436 F2d 579 Myers v. Frye
436 F.2d 579
John Edwin MYERS, Plaintiff-Appellant,
Max FRYE, Warden of Illinois State Penitentiary, Respondent-Appellee.
United States Court of Appeals, Seventh Circuit.
Jan. 4, 1971.
Joseph Cohn, E. St. Louis, Ill., for plaintiff-appellant.
William G. Clark, Atty. Gen., Phillip Rock, Asst. Atty. Gen., Chicago, Ill., John M. Karns, State's Atty., St. Clair County, Belleville, Ill., for respondent-appellee, John J. O'Toole, Asst. Atty. Gen., of counsel.
Before KNOCH, Senior Circuit Judge, and KILEY and CUMMINGS, Circuit judges.
KILEY, Circuit Judge.
On July 12, 1968 this court filed an opinion in the above cause which held that
* * * the facts were not fully developed in the state court proceeding, Townsend v. Sain, 372 U.S. 293, 83 S.Ct. 745, 9 L.Ed.2d 770, so as to render the Illinois decision of voluntariness binding on the district court, and that the district court should conduct an evidentiary hearing for determination of the facts surrounding the Texas confessions and the effect of those facts, under the principles of Clewis v. State of Texas, 386 U.S. 707, 87 S.Ct. 1338, 18 L.Ed.2d 423, on the confession to Illinois authorities. 401 F.2d 18 (7th Cir. 1968).
We retained jurisdiction and remanded the cause to the district court for that limited evidentiary hearing with directions to certify to this court the evidence heard, together with the district court's findings and conclusions.
The certified record of that limited hearing has been filed with the clerk of this court. The plaintiff-appellant and respondent-appellee were given leave by this court to file memoranda suitable to present their positions with respect to the 'limited record.' Neither party availed itself of the opportunity to file a memorandum.
The Illinois Supreme Court, People v. Myers, 35 Ill.2d 311, 220 N.E.2d 297, on Myers' appeal, concluded that Myers' testimony on his motion to suppress at his trial showed that the finding of involuntariness was not necessarily required with respect to the later confession to the Illinois authorities. We state the substance of that testimony: Myers was kept in the 'drunk tank' at 45 degrees temperature, in light clothing, for some time after his arrest. Before confessing at 6 p.m., he was never advised of his constitutional rights, he requested and was denied counsel three times, he was confronted with his crying accomplice while he was being questioned, and he was given little to eat and did not sleep until he confessed. He was never beaten nor promised leniency by the Texas authorities, although he was questioned persistently. He knew he had the right to remain silent and refused to talk the first two times he was questioned. He signed two confessions for the Texas authorities because 'I got tired of being questioned.' After the confessions were signed Myers' interrogation continued until late in the night. The next morning questioning continued until the Illinois authorities arrived and the confession to them took place. The Illinois Supreme Court stated 'it is not clear' whether what Myers said he suffered under Texas authorities occurred.

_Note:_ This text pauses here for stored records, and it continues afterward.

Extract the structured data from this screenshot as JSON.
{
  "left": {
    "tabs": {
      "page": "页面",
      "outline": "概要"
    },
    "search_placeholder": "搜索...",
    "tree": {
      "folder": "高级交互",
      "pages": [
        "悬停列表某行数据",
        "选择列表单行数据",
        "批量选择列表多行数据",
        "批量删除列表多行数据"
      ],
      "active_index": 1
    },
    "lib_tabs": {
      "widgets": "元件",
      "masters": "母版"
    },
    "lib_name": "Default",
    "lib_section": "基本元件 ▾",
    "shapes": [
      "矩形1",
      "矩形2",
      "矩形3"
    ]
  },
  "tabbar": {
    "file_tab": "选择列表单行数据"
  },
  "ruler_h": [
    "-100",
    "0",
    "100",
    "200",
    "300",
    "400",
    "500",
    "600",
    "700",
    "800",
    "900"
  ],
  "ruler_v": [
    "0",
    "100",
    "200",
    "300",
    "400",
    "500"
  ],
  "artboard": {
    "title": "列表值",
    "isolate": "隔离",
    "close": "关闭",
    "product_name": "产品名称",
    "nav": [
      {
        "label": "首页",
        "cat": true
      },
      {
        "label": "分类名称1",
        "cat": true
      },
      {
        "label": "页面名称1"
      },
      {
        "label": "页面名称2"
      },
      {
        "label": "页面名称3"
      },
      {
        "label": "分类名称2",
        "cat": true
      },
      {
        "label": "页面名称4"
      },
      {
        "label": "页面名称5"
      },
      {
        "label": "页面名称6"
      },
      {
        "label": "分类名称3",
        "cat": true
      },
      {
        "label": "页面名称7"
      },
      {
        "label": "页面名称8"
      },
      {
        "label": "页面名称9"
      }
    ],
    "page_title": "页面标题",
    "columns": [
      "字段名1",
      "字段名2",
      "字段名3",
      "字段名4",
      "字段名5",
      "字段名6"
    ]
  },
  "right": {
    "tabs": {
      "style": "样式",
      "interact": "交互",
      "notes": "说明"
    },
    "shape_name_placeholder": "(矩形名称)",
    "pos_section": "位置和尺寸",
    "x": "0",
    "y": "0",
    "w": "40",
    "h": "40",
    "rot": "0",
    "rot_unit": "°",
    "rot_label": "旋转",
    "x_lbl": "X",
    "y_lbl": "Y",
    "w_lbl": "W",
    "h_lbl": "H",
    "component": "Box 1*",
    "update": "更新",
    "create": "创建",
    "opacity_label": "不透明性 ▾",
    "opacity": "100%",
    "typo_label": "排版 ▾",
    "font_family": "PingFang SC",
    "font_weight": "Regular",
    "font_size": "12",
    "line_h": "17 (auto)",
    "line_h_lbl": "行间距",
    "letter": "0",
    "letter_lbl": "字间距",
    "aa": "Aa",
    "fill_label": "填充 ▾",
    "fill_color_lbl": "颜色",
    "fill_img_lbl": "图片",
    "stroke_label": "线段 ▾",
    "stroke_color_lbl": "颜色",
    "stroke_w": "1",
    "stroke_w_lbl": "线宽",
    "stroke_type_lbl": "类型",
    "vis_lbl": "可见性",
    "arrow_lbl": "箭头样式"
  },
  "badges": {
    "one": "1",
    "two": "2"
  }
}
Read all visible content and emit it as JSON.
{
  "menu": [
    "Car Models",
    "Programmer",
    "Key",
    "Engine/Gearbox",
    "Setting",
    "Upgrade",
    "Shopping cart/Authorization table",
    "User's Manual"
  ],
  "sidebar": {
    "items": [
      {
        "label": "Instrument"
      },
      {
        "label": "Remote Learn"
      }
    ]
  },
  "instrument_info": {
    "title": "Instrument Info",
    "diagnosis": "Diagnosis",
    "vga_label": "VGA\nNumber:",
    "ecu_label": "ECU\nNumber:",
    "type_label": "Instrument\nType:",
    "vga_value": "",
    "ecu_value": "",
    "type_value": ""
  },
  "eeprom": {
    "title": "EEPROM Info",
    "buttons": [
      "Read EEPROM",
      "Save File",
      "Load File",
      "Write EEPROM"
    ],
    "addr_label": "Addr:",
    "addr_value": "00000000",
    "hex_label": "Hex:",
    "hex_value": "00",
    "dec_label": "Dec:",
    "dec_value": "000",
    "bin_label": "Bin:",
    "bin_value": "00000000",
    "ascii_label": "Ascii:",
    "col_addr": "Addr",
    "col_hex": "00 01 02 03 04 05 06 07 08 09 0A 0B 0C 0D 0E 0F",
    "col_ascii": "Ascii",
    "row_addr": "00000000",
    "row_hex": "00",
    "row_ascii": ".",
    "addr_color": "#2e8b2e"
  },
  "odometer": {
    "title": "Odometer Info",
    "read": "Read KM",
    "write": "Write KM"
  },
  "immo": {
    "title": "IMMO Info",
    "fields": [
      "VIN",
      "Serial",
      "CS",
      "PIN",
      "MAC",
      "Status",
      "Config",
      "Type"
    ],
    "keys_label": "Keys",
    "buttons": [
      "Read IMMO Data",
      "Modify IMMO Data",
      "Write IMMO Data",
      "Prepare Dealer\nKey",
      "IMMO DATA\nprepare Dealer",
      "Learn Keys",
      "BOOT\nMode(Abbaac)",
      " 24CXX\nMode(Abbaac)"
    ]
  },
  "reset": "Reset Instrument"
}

On our remand the district court heard testimony of Humphreys, a Texas radio news director; FBI Agent Ahders; Chief Deputy Sheriff Cox of Howard County, Texas; and Myers. The court made extensive findings of detailed facts of what transpired from the time shortly after Myers' arrest until he signed the confession to the Texas authorities. Where there were conflicts in the testimony the district court did not credit Myers. We cannot say that it should have. The testimony of witnesses Humphreys, Ahders and Cox thoroughly refuted the claims of Myers.
The court concluded that Myers' selfincriminating statements to FBI Agent Ahders and the Texas authorities were voluntary; that the confession made in Illinois was not the product of prior involuntary Texas confessions; and that the use of Myers' confession to the Illinois authorities did not violate Myers' constitutional rights.
We have read the certified record. It is our opinion that there is substantial evidence in the record to support the findings of the district court, and that the district court's conclusion is amply supported by the findings.
The facts with respect to the voluntariness of the Texas confessions have now been fully developed. We hold that there is no merit in Myers' contention that he was denied due process by the admission at his trial of his confession to Illinois authorities over his objection that the confession was tainted by the involuntary confessions to the Texas authorities. There was no error in the district court's dismissal of Myers' habeas corpus petition.